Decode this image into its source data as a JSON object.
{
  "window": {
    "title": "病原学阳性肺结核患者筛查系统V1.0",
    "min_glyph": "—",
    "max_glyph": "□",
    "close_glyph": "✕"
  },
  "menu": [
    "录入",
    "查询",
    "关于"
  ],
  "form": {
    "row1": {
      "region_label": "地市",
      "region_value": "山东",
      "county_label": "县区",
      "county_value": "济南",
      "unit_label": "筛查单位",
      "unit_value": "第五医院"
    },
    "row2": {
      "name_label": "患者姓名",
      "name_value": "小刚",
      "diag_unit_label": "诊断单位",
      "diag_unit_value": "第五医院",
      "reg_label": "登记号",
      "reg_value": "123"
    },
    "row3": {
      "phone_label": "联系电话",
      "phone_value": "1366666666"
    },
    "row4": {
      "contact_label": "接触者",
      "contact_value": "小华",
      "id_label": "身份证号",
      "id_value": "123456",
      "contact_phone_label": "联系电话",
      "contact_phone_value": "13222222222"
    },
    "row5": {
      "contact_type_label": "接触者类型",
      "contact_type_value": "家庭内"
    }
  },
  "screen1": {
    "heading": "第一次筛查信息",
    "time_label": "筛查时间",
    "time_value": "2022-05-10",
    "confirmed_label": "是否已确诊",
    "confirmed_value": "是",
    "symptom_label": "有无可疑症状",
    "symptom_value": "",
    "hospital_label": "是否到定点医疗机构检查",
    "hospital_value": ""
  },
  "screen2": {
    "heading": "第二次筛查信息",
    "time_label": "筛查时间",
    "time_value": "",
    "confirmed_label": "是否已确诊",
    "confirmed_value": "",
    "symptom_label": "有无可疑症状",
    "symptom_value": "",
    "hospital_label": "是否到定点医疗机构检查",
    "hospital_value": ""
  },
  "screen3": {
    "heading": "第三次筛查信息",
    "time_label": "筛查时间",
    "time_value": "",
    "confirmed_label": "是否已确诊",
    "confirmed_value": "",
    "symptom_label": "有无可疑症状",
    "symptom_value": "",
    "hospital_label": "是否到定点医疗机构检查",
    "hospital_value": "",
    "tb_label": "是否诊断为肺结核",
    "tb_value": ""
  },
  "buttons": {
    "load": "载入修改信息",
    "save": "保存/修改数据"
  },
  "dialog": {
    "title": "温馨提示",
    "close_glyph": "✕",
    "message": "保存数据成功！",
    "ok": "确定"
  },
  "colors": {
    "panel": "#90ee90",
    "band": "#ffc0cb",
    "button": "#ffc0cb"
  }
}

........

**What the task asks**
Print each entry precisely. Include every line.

**Response below**
Decode this image into its source data as a JSON object.
{
  "window": {
    "title": "病原学阳性肺结核患者筛查系统V1.0",
    "min_glyph": "—",
    "max_glyph": "□",
    "close_glyph": "✕"
  },
  "menu": [
    "录入",
    "查询",
    "关于"
  ],
  "form": {
    "row1": {
      "region_label": "地市",
      "region_value": "山东",
      "county_label": "县区",
      "county_value": "济南",
      "unit_label": "筛查单位",
      "unit_value": "第五医院"
    },
    "row2": {
      "name_label": "患者姓名",
      "name_value": "小刚",
      "diag_unit_label": "诊断单位",
      "diag_unit_value": "第五医院",
      "reg_label": "登记号",
      "reg_value": "123"
    },
    "row3": {
      "phone_label": "联系电话",
      "phone_value": "1366666666"
    },
    "row4": {
      "contact_label": "接触者",
      "contact_value": "小华",
      "id_label": "身份证号",
      "id_value": "123456",
      "contact_phone_label": "联系电话",
      "contact_phone_value": "13222222222"
    },
    "row5": {
      "contact_type_label": "接触者类型",
      "contact_type_value": "家庭内"
    }
  },
  "screen1": {
    "heading": "第一次筛查信息",
    "time_label": "筛查时间",
    "time_value": "2022-05-10",
    "confirmed_label": "是否已确诊",
    "confirmed_value": "是",
    "symptom_label": "有无可疑症状",
    "symptom_value": "",
    "hospital_label": "是否到定点医疗机构检查",
    "hospital_value": ""
  },
  "screen2": {
    "heading": "第二次筛查信息",
    "time_label": "筛查时间",
    "time_value": "",
    "confirmed_label": "是否已确诊",
    "confirmed_value": "",
    "symptom_label": "有无可疑症状",
    "symptom_value": "",
    "hospital_label": "是否到定点医疗机构检查",
    "hospital_value": ""
  },
  "screen3": {
    "heading": "第三次筛查信息",
    "time_label": "筛查时间",
    "time_value": "",
    "confirmed_label": "是否已确诊",
    "confirmed_value": "",
    "symptom_label": "有无可疑症状",
    "symptom_value": "",
    "hospital_label": "是否到定点医疗机构检查",
    "hospital_value": "",
    "tb_label": "是否诊断为肺结核",
    "tb_value": ""
  },
  "buttons": {
    "load": "载入修改信息",
    "save": "保存/修改数据"
  },
  "dialog": {
    "title": "温馨提示",
    "close_glyph": "✕",
    "message": "保存数据成功！",
    "ok": "确定"
  },
  "colors": {
    "panel": "#90ee90",
    "band": "#ffc0cb",
    "button": "#ffc0cb"
  }
}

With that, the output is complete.